Does the idea in question—the proposal of the propagandist—have a legitimate connection with the real meaning of the name?
Is an idea that does not serve my best interests and the best interests of society, as I see them, being “sold” to me merely through its being given a name that I like?
In other words, leaving the “virtue word” out of consideration, what are the merits of the idea itself?
The word “fair” is an ever present Glittering Generality used to make scapegoats and give credence to greed and rapaciousness. “Fair” carries connotations of a level playing field and just decisions, when in reality it’s used to tilt the table and enable power. Glittering Generalities are a two-edged sword because even as they call to mind some of our best memories or ideals, they also make virtues of our vices, and that’s a trap that can ensnare any of us.
Glittering Generalities. Propagandists use vague, abstract, positive terms – “virtue” words the institute called them – to win approval. They want reactions to the positive label, not to evidence. For example, a group might be called “patriotic” in hopes that people would react positively to that vague term and not to reality.
A General Semantics Interpretation
- Non-identity. The propagandist hopes the audience will respond favorably to the “patriotic” label and, assuming the label and the group are the same, respond similarly to the group . But, the label is not what it represents.
- Non-allness. The label does not say all about the group. The propagandist wants the audience to accept the “patriotic” label as sufficient description of the group, and not find out more.
- Self-reflexiveness. The “patriotic” label is an abstract of something, and the propagandist hopes the audience won’t realize the label is personal, projective and incomplete, like all abstractions.
- Probability principle.
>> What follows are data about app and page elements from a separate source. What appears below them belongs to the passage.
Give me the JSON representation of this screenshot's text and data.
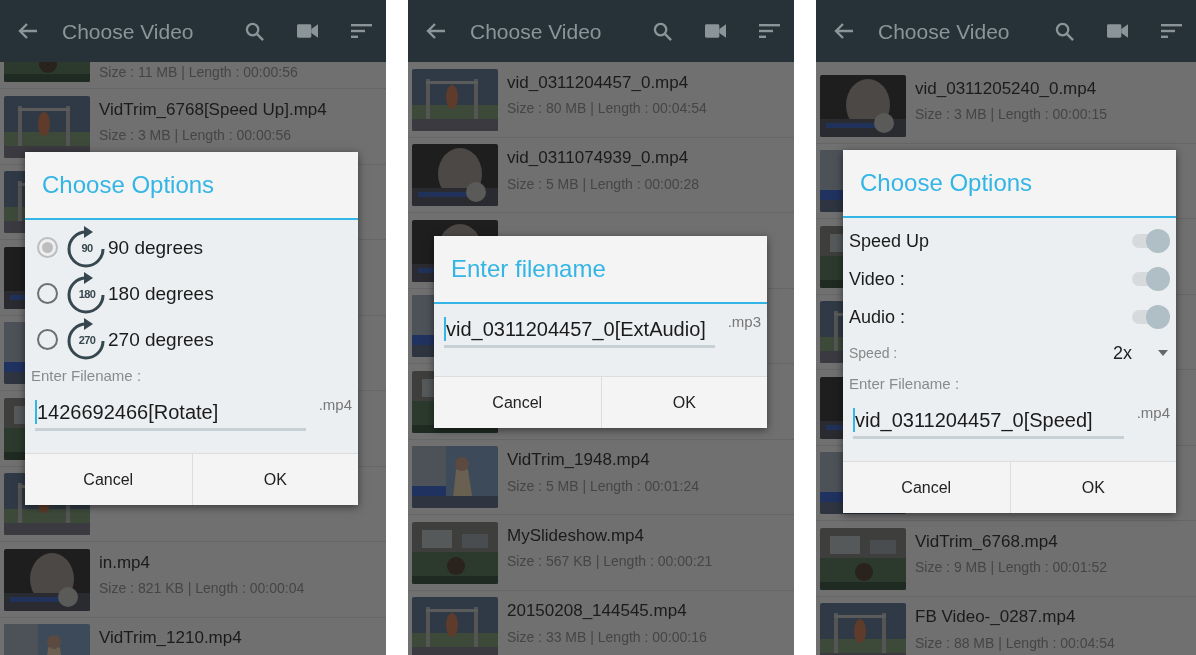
{
  "screens": [
    {
      "header": {
        "title": "Choose Video"
      },
      "videos_above": [
        {
          "meta": "Size : 11 MB | Length : 00:00:56"
        },
        {
          "name": "VidTrim_6768[Speed Up].mp4",
          "meta": "Size : 3 MB | Length : 00:00:56"
        }
      ],
      "videos_below": [
        {
          "name": "in.mp4",
          "meta": "Size : 821 KB | Length : 00:00:04"
        },
        {
          "name": "VidTrim_1210.mp4"
        }
      ],
      "dialog": {
        "title": "Choose Options",
        "options": [
          {
            "kind": "radio",
            "label": "90 degrees",
            "angle": "90",
            "selected": true
          },
          {
            "kind": "radio",
            "label": "180 degrees",
            "angle": "180",
            "selected": false
          },
          {
            "kind": "radio",
            "label": "270 degrees",
            "angle": "270",
            "selected": false
          }
        ],
        "filename_label": "Enter Filename :",
        "filename": "1426692466[Rotate]",
        "extension": ".mp4",
        "buttons": [
          "Cancel",
          "OK"
        ]
      }
    },
    {
      "header": {
        "title": "Choose Video"
      },
      "videos_above": [
        {
          "name": "vid_0311204457_0.mp4",
          "meta": "Size : 80 MB | Length : 00:04:54"
        },
        {
          "name": "vid_0311074939_0.mp4",
          "meta": "Size : 5 MB | Length : 00:00:28"
        }
      ],
      "videos_below": [
        {
          "name": "VidTrim_1948.mp4",
          "meta": "Size : 5 MB | Length : 00:01:24"
        },
        {
          "name": "MySlideshow.mp4",
          "meta": "Size : 567 KB | Length : 00:00:21"
        },
        {
          "name": "20150208_144545.mp4",
          "meta": "Size : 33 MB | Length : 00:00:16"
        }
      ],
      "dialog": {
        "title": "Enter filename",
        "filename": "vid_0311204457_0[ExtAudio]",
        "extension": ".mp3",
        "buttons": [
          "Cancel",
          "OK"
        ]
      }
    },
    {
      "header": {
        "title": "Choose Video"
      },
      "videos_above": [
        {
          "name": "vid_0311205240_0.mp4",
          "meta": "Size : 3 MB | Length : 00:00:15"
        }
      ],
      "videos_below": [
        {
          "name": "VidTrim_6768.mp4",
          "meta": "Size : 9 MB | Length : 00:01:52"
        },
        {
          "name": "FB Video-_0287.mp4",
          "meta": "Size : 88 MB | Length : 00:04:54"
        }
      ],
      "dialog": {
        "title": "Choose Options",
        "options": [
          {
            "kind": "switch",
            "label": "Speed Up",
            "on": true
          },
          {
            "kind": "switch",
            "label": "Video :",
            "on": true
          },
          {
            "kind": "switch",
            "label": "Audio :",
            "on": true
          },
          {
            "kind": "dropdown",
            "label": "Speed :",
            "value": "2x"
          }
        ],
        "filename_label": "Enter Filename :",
        "filename": "vid_0311204457_0[Speed]",
        "extension": ".mp4",
        "buttons": [
          "Cancel",
          "OK"
        ]
      }
    }
  ]
}
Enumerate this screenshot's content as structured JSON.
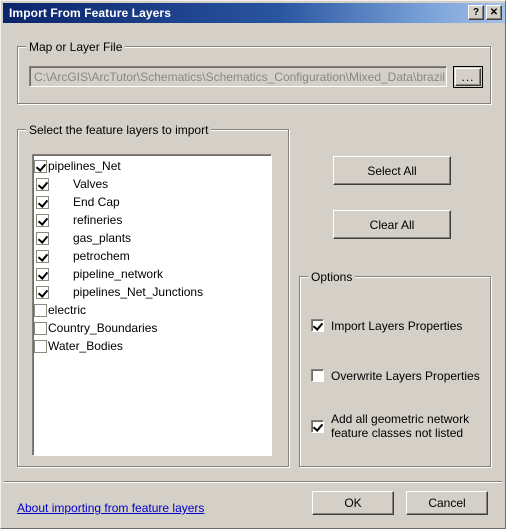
{
  "window": {
    "title": "Import From Feature Layers",
    "help_button": "?",
    "close_button": "✕"
  },
  "map_file_group": {
    "label": "Map or Layer File",
    "path_value": "C:\\ArcGIS\\ArcTutor\\Schematics\\Schematics_Configuration\\Mixed_Data\\brazil.mxd",
    "path_placeholder": "",
    "browse_label": "..."
  },
  "layers_group": {
    "label": "Select the feature layers to import",
    "items": [
      {
        "label": "pipelines_Net",
        "checked": true,
        "indent": 0
      },
      {
        "label": "Valves",
        "checked": true,
        "indent": 1
      },
      {
        "label": "End Cap",
        "checked": true,
        "indent": 1
      },
      {
        "label": "refineries",
        "checked": true,
        "indent": 1
      },
      {
        "label": "gas_plants",
        "checked": true,
        "indent": 1
      },
      {
        "label": "petrochem",
        "checked": true,
        "indent": 1
      },
      {
        "label": "pipeline_network",
        "checked": true,
        "indent": 1
      },
      {
        "label": "pipelines_Net_Junctions",
        "checked": true,
        "indent": 1
      },
      {
        "label": "electric",
        "checked": false,
        "indent": 0
      },
      {
        "label": "Country_Boundaries",
        "checked": false,
        "indent": 0
      },
      {
        "label": "Water_Bodies",
        "checked": false,
        "indent": 0
      }
    ]
  },
  "selection_buttons": {
    "select_all": "Select All",
    "clear_all": "Clear All"
  },
  "options_group": {
    "label": "Options",
    "items": [
      {
        "label": "Import Layers Properties",
        "checked": true
      },
      {
        "label": "Overwrite Layers Properties",
        "checked": false
      },
      {
        "label": "Add all geometric network\nfeature classes not listed",
        "checked": true
      }
    ]
  },
  "footer": {
    "about_link": "About importing from feature layers",
    "ok": "OK",
    "cancel": "Cancel"
  },
  "colors": {
    "dialog_face": "#d4d0c8",
    "title_gradient_start": "#0a246a",
    "title_gradient_end": "#a6c0e8",
    "link": "#0000cc",
    "disabled_text": "#8b8884"
  }
}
Things change – even if the name was somewhat accurate once, it may not be so now, nor tomorrow. The propagandist wants the audience to assume that whatever fit once will always be so.
- Symbol-signal reaction. Here the propagandist hopes people will automatically and favorably react to the label without thinking about what it represents and without checking non-verbal facts.
- Extensionalization. The propagandist does not want the audience to ask “what do you mean by ‘patriotic’ in this situation?” The propagandist does not want the audience to look for the non-verbal reality.
Glittering Generalities can be more subtle than Name Calling. Look for the hidden target.
Here again are the IPA’s concluding words on propaganda.
Our seven ABC’s of Propaganda Analysis and our seven Propaganda Devices are offered…as workable means for aiding Americans to preserve their freedom of choice and with it their other freedoms embodied so largely in the expression… freedom of speech and assembly, of the press, and of religion. In closing, then, let us merely sum up the spirit of our seven ABC’s and seven devices in the following statements:
Don’t be stampeded.
Beware of your own prejudices.
Suspend your judgment until more sides of the issue are presented.
“The Fine Art Of Propaganda; A Study of Father Coughlin’s Speeches” by The Institute for Propaganda Analysis, Edited by Alfred McClung Lee & Elizabeth Briant Lee, and published in 1939 by Harcourt, Brace and Company, New York via Phil Taylor’s Web Site, The Institute of Communications Studies, University of Leeds, UK.
Charles A. Fleming, “Understanding Propaganda From a General Semantics Perspective,” Et cetera, (Spring 1995) 5–6.
Pyrite xx. Elba, Hannes Grobe: Creative Commons Attribution-Share Alike 2.5 Generic license.